My husband and I had an unusual experience this week. We visited his old school, along with about 60 other men in their 60s and above. There were also a few other wives. Let me explain why we were there, and the impact of the visit.
Dementia could be quite depressing for both the person who suffers from it and those who care for them. Is there a way to bring joy into a life of deteriorating mentality? Our guest today, Lori La Bey, will share with us the importance of nostalgia and happy memories when dealing with dementia. Enjoy the show!
The end of the year is a time when people look back and make plans for the next one. Did you know that as you read this, you’re already always living in the past, never in the now?
Maybe I’m biased, but, it seems like the 1980s was an amazing decade for toys. When my kids were growing up, the electronics revolution was well underway and toys like Teddy Ruxpin, Transformers, Speak and Spell and Micro Machines were flying off the shelves.
I am sure you recall hearing kids groaning ‘oh, not that story again.’ It might have been in a private setting or embarrassingly public, but the sagging shoulders and bored faces are the same. You might even have been one of those offspring once.
All through my life I have listened to the radio and there are some iconic songs that immediately take me back in time.

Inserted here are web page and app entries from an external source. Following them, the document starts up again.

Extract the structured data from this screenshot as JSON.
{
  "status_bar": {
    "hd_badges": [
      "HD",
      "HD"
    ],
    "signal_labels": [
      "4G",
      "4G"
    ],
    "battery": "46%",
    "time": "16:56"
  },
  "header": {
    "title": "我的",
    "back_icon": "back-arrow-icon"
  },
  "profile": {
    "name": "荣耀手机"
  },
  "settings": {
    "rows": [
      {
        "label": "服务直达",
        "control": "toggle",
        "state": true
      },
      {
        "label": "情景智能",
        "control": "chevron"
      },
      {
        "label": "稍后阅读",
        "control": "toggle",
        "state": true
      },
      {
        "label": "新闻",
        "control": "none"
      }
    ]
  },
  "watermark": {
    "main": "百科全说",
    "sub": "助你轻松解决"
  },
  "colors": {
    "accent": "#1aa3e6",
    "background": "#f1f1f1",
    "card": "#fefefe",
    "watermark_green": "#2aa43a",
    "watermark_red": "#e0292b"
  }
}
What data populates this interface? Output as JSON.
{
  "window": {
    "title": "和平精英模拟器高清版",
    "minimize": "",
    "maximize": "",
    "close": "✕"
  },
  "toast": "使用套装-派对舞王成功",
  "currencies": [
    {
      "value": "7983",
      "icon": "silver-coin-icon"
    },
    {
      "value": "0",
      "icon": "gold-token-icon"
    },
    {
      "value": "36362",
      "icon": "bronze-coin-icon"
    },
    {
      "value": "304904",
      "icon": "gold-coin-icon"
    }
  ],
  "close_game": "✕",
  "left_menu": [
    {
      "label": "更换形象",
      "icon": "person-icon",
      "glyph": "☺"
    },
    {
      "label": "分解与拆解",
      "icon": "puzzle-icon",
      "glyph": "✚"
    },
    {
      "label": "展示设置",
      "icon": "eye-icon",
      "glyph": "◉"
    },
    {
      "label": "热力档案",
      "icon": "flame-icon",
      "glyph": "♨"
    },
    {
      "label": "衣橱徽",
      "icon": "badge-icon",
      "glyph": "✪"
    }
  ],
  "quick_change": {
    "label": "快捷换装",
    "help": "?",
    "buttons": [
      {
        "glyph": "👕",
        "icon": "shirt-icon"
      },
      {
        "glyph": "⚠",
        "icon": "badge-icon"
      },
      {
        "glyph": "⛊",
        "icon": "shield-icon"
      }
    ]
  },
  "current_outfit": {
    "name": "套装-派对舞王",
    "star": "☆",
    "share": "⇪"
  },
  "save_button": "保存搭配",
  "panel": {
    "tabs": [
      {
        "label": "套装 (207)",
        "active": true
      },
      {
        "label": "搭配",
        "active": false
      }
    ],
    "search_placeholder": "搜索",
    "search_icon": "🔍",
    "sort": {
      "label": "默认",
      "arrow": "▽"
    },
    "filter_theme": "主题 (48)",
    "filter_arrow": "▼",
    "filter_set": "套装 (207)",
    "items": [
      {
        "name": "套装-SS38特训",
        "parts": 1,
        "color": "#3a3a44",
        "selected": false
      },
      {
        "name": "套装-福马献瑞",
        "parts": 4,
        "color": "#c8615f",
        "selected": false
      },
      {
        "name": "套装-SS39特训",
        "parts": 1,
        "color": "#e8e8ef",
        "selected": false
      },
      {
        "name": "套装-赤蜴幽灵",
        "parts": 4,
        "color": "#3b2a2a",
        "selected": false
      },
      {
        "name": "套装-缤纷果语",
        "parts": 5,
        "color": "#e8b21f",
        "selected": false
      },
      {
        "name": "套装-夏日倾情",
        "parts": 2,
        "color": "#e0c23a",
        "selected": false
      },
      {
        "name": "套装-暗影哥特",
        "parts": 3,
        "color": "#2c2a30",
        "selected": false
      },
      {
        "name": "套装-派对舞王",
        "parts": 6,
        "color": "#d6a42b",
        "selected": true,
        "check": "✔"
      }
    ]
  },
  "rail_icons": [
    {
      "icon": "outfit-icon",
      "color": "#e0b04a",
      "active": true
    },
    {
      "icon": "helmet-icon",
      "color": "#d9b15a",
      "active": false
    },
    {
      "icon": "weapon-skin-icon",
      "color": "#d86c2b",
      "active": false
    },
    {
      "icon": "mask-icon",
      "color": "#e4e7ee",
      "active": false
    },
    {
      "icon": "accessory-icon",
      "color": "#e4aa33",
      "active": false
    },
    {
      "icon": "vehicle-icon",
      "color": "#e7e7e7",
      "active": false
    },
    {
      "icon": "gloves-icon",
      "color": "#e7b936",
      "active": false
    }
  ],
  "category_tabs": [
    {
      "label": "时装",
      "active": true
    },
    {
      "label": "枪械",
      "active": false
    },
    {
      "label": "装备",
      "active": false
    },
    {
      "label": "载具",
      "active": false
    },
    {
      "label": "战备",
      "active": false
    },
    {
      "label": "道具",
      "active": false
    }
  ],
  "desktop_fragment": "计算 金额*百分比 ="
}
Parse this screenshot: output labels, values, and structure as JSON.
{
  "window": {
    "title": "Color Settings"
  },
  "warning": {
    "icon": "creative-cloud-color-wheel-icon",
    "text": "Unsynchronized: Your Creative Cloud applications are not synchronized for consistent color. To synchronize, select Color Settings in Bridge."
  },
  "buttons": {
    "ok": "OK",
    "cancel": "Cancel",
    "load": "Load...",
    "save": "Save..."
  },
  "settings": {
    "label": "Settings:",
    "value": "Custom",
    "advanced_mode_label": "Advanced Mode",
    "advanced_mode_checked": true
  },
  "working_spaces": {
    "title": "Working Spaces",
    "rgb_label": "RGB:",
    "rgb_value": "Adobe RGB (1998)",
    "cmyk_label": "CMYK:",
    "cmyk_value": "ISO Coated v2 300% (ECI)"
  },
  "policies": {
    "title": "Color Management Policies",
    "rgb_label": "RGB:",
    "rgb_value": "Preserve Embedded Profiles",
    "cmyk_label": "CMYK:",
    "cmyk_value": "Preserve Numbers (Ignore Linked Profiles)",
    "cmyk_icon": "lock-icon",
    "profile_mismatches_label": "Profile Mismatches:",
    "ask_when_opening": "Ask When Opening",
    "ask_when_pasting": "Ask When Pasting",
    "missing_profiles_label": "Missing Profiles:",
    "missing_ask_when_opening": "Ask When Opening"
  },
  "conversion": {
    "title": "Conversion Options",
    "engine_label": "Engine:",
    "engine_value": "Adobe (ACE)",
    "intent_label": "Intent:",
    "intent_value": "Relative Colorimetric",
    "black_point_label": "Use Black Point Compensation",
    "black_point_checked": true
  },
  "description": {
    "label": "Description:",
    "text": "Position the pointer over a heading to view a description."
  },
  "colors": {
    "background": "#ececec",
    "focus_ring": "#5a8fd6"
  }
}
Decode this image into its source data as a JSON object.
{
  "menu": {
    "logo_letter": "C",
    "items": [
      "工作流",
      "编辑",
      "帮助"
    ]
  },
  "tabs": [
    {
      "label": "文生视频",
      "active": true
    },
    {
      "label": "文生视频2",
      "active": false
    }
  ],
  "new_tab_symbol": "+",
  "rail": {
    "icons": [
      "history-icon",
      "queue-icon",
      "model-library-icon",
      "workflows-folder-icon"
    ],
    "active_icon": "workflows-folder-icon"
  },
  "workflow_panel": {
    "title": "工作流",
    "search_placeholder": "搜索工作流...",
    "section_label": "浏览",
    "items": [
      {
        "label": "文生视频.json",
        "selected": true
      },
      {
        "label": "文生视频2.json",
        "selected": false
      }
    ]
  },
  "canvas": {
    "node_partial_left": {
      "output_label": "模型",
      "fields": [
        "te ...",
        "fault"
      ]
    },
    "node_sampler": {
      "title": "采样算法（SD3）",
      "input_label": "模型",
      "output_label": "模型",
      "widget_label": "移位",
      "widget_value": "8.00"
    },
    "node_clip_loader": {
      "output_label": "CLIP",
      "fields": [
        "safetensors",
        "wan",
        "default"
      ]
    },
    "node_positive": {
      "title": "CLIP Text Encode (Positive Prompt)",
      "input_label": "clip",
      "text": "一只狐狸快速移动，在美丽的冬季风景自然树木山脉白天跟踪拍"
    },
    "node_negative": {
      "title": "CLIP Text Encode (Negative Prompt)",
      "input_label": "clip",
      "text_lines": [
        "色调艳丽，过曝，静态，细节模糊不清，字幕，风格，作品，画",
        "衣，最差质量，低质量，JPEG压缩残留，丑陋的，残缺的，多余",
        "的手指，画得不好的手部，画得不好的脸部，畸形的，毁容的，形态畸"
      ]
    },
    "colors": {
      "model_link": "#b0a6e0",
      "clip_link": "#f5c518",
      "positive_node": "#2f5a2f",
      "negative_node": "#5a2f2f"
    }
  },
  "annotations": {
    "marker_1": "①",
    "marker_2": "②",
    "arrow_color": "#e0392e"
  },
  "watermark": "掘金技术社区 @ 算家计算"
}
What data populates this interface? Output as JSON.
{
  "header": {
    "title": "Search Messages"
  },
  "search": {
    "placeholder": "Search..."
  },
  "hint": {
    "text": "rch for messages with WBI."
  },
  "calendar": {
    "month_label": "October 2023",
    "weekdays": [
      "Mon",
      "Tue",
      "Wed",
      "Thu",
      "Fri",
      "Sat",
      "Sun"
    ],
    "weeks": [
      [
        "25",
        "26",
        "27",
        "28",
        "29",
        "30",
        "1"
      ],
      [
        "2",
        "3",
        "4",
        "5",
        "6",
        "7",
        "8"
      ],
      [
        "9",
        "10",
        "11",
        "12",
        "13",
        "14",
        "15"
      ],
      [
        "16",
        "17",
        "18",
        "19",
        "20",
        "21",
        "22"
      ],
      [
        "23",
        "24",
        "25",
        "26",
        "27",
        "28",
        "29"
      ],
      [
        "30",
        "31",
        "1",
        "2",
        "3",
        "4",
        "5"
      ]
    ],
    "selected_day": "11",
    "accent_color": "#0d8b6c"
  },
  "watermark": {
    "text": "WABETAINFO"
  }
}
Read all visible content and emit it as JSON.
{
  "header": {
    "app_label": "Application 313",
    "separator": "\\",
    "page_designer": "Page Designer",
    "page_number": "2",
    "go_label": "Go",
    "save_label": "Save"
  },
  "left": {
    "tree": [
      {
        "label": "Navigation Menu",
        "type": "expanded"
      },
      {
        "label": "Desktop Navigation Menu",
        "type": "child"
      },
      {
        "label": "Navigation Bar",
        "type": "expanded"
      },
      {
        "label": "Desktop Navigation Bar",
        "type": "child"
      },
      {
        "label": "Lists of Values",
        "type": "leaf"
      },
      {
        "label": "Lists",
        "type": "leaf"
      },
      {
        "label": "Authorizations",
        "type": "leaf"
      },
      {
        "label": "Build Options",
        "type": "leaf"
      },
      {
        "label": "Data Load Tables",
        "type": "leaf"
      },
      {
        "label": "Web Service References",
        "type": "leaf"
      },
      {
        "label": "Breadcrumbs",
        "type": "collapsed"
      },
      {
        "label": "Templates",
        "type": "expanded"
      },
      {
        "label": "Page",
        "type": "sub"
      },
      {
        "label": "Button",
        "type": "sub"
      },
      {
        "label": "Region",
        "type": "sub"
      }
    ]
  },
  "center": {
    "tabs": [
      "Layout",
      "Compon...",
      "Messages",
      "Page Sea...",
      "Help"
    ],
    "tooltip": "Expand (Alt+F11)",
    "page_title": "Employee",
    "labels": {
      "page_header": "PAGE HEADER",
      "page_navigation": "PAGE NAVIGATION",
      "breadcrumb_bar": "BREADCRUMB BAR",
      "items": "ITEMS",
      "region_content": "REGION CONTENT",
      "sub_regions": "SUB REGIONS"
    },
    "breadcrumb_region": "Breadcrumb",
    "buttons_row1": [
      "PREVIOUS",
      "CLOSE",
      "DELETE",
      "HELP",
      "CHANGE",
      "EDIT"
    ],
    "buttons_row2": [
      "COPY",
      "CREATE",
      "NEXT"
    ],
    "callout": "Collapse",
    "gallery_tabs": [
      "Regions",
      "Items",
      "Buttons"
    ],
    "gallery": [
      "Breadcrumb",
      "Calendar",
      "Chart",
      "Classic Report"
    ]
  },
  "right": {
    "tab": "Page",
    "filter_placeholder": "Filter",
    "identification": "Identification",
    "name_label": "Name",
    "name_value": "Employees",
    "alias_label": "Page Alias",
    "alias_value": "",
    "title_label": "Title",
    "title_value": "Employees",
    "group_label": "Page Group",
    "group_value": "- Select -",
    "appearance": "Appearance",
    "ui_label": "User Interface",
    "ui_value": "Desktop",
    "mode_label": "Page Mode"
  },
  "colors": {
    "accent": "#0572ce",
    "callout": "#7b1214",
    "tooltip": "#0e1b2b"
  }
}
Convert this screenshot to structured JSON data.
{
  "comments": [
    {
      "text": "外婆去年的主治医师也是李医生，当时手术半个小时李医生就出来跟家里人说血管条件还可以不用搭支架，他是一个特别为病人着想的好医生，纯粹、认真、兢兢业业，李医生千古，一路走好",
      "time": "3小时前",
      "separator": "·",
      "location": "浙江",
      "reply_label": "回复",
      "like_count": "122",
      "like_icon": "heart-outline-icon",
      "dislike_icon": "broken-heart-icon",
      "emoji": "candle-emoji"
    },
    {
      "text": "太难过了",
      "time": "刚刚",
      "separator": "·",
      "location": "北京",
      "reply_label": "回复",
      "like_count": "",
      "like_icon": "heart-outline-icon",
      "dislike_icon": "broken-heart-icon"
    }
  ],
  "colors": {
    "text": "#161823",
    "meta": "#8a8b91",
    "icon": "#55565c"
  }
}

I was only a teenager when I lost my mom to cancer. At the time, the emotions that I felt were sharp and hard, like crystal being thrown against a wall.
It’s amazing to think that, in 1960, you could still buy a premium candy bar for $0.05. Of course, people made less back then too, so, it wasn’t like we were rolling around in candy as kids and teenagers. But, there were still plenty of options!
My mother’s last journey on earth was in the fall of 2014 as her casket was carried from the Presbyterian Church to the cemetery. As we drove behind the hearse through the village of Wendell, Idaho, I recognized the three-mile trip as a snapshot of her life.